** Data under study follows **

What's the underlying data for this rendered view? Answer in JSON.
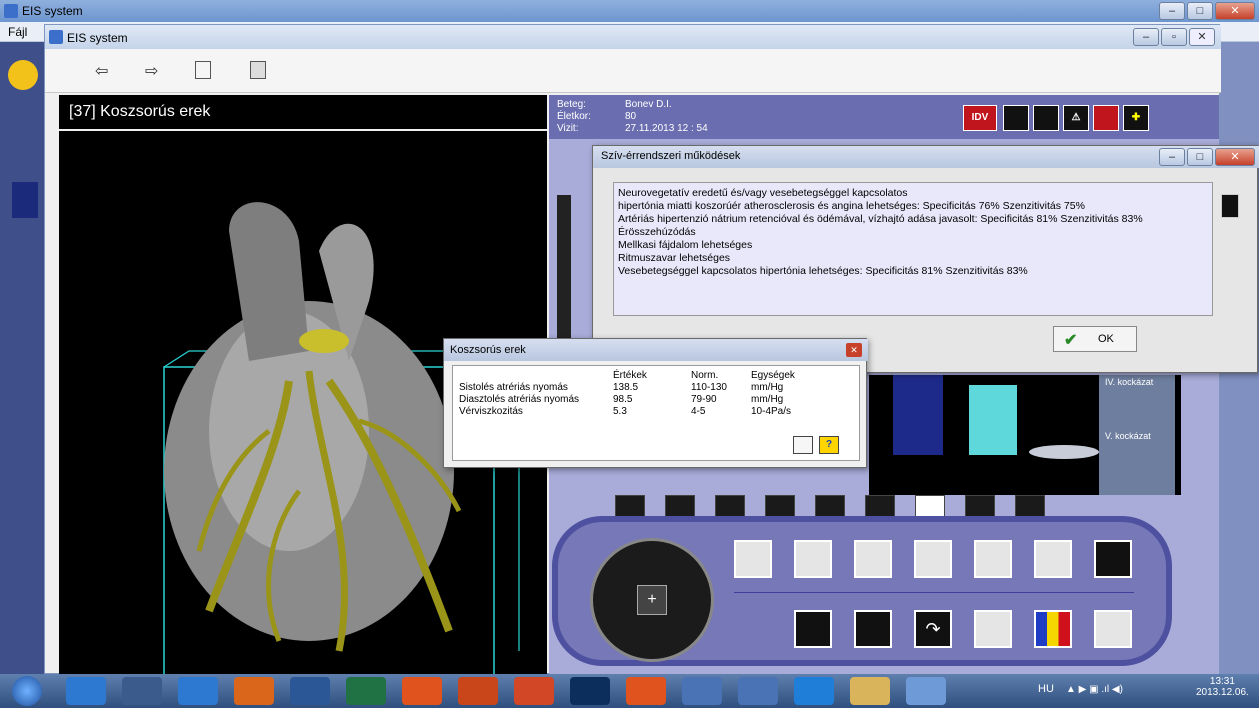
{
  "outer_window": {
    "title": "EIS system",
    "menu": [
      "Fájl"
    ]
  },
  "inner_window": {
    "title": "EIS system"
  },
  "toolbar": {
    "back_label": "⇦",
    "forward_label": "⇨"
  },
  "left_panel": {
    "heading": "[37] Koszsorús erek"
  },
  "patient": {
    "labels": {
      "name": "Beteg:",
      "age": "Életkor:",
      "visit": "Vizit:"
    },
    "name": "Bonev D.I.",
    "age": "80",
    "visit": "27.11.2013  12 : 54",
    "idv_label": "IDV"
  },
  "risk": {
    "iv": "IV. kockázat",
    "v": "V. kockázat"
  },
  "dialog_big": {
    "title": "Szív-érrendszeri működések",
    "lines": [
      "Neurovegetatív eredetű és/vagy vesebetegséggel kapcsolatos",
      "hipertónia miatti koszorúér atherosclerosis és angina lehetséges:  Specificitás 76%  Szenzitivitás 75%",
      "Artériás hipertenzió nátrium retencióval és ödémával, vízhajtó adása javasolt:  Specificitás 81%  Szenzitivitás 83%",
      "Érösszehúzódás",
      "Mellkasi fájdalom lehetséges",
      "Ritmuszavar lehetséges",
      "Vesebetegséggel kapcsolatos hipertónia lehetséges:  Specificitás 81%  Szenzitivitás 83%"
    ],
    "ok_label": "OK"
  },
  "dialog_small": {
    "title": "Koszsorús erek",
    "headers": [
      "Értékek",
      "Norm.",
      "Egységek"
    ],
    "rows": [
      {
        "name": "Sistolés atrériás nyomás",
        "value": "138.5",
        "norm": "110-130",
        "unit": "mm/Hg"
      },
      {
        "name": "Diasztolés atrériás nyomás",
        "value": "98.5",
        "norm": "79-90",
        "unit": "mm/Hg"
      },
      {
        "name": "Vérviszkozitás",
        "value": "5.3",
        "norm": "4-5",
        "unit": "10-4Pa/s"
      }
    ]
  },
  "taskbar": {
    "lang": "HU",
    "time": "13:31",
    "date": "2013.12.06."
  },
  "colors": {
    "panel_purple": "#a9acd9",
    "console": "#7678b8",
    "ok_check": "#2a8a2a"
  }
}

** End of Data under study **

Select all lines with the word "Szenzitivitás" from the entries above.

      "hipertónia miatti koszorúér atherosclerosis és angina lehetséges:  Specificitás 76%  Szenzitivitás 75%",
      "Artériás hipertenzió nátrium retencióval és ödémával, vízhajtó adása javasolt:  Specificitás 81%  Szenzitivitás 83%",
      "Vesebetegséggel kapcsolatos hipertónia lehetséges:  Specificitás 81%  Szenzitivitás 83%"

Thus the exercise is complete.